In Pakistan, the contraceptive prevalence rate is 28 percent, unmet need for family planning services is 33 percent, and unwanted pregnancies are on the rise. A national study showed a fairly high induced abortion rate of 29 per 1,000 married women of reproductive age, and 1 out of 6 pregnancies resulted in induced abortion. This study explored how contraception and induced abortion are perceived as options for avoiding unwanted births by Pakistani men and women, to what extent they deliberately choose one over the other, and the language they use to talk about reproductive behavior decision-making. As noted in this report, the fieldwork was carried out in Tret, a rural area in Rawalpindi, Punjab province in 2006. In-depth interviews and focus group discussions were conducted. Despite the fact that women favored contraceptives more than induced abortion, they still opted for induced abortion. The reason was nonavailability of more effective contraceptive methods and lack of contraceptive knowledge. There are now two community health workers and a basic health unit in the community, and family planning services have begun to be provided.
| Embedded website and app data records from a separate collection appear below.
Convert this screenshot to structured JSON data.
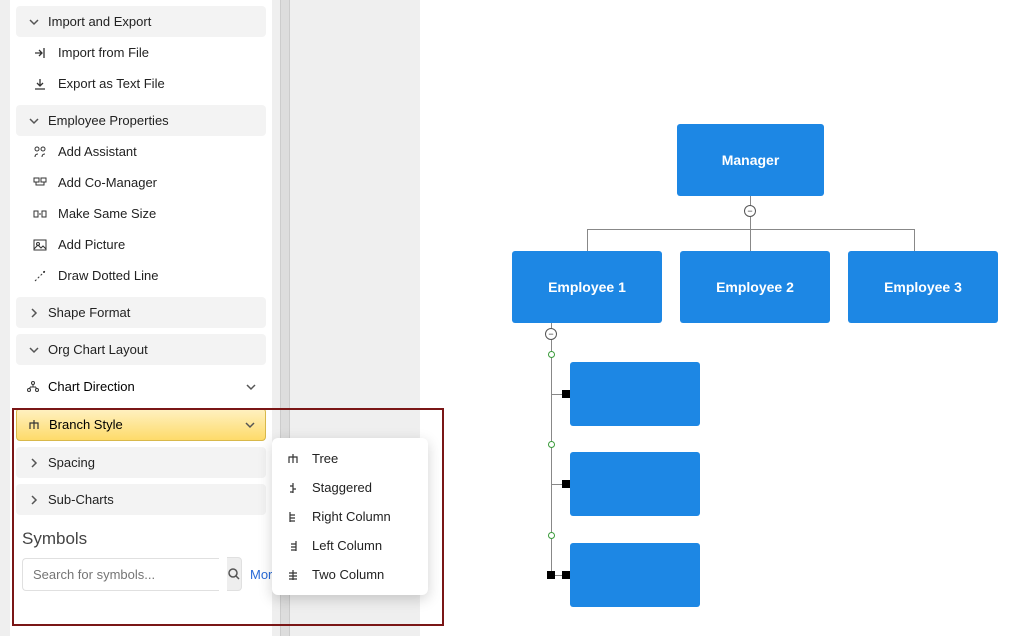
{
  "sections": {
    "import_export": "Import and Export",
    "employee_props": "Employee Properties",
    "shape_format": "Shape Format",
    "org_layout": "Org Chart Layout"
  },
  "items": {
    "import_file": "Import from File",
    "export_text": "Export as Text File",
    "add_assistant": "Add Assistant",
    "add_comanager": "Add Co-Manager",
    "same_size": "Make Same Size",
    "add_picture": "Add Picture",
    "dotted_line": "Draw Dotted Line",
    "chart_direction": "Chart Direction",
    "branch_style": "Branch Style",
    "spacing": "Spacing",
    "subcharts": "Sub-Charts"
  },
  "branch_options": {
    "tree": "Tree",
    "staggered": "Staggered",
    "right_col": "Right Column",
    "left_col": "Left Column",
    "two_col": "Two Column"
  },
  "symbols": {
    "title": "Symbols",
    "placeholder": "Search for symbols...",
    "more": "More"
  },
  "chart_data": {
    "type": "org-chart",
    "root": "Manager",
    "level1": [
      "Employee 1",
      "Employee 2",
      "Employee 3"
    ],
    "employee1_children_count": 3
  },
  "nodes": {
    "manager": "Manager",
    "e1": "Employee 1",
    "e2": "Employee 2",
    "e3": "Employee 3"
  }
}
Arif, Muhammad Shafique and Iram Kamran. 2007. "Exploring the choices of contraception and abortion among married couples in Tret, rural Punjab, Pakistan." Islamabad: Population Council.